    • Using the slit lamp microscope and an ophthalmoscope, your doctor of optometry will check your eyes for indications of abnormalities. Some problems detected during an internal eye examination may indicate possible disease, such as diabetes or hypertension. If your optometrist sees any of these warning signs, you will be referred to a physician for further examination.
  • Tonometry
    • This measures the fluid pressure in the eye and is an important test in detecting glaucoma.
  • Vision test
    • A number of tests are used to assess your vision.
        • Retinoscopy – your doctor can determine the strength of your eyes using various lenses and the retinoscope. This is done without feedback from the patient and is an invaluable instrument for assessing the vision problems of children and others who may not be able to read an eye chart.
        • Visual acuity – using the familiar wall chart and a hand-held charts, your doctor will assess your ability to see small detail clearly at both near and far distances. You may sit behind a phoropter, an instrument containing a combination of lenses. Lens choices are systematically changed until clear focus is obtained.
        • Eye movement – your doctor will use a number of tests to evaluate how well your eyes align or coordinate when working together and individually.
        • Peripheral vision – your doctor will evaluate how well you see targets that are not directly in front of you.

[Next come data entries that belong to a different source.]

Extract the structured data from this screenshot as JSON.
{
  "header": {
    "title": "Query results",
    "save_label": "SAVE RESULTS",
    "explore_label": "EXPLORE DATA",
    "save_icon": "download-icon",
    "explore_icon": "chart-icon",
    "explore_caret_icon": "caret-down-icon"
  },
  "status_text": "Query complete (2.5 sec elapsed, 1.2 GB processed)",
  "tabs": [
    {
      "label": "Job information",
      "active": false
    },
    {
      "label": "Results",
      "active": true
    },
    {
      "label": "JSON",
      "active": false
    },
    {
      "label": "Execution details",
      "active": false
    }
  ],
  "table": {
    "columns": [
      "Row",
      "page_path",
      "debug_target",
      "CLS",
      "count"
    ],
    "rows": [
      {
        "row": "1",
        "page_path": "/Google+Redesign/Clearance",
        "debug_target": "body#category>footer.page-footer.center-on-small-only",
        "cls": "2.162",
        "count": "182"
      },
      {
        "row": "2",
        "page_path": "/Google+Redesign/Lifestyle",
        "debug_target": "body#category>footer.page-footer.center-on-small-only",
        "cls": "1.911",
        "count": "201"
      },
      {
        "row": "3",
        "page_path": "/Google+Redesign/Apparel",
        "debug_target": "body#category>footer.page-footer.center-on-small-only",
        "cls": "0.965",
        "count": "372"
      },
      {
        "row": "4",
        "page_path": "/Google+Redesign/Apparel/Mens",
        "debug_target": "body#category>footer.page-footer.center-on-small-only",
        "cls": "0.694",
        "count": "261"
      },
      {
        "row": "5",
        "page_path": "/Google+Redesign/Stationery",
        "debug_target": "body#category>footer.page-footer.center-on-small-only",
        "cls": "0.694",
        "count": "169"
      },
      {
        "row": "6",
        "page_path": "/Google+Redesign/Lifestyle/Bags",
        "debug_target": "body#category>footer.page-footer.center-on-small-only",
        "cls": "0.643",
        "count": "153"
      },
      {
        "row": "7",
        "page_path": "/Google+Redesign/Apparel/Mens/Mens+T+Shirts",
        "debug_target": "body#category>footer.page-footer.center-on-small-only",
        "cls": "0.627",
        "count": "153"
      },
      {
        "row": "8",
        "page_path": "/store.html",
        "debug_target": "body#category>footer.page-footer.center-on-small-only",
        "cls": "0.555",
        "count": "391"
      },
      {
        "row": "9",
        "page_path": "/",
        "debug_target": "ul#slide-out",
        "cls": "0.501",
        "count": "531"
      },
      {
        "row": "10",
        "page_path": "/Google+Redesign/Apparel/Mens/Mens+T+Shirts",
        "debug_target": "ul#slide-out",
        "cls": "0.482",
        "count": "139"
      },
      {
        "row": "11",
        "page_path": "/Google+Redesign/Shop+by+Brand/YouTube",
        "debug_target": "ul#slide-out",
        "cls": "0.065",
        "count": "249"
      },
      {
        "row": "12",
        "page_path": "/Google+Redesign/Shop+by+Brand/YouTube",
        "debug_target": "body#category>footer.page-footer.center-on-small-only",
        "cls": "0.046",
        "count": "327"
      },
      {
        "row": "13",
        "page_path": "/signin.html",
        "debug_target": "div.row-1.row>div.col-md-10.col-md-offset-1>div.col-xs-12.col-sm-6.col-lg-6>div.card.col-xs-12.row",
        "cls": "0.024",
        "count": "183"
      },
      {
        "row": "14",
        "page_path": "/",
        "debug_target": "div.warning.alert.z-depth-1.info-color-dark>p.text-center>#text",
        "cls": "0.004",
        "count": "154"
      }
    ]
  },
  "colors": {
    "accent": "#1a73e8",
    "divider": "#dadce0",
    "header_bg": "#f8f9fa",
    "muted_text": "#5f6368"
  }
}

Other tests may be undertaken to evaluate your ability to change focus, see colour correctly, or perceive depth correctly. Your doctor of optometry will choose those tests required to adequately evaluate YOUR visual system.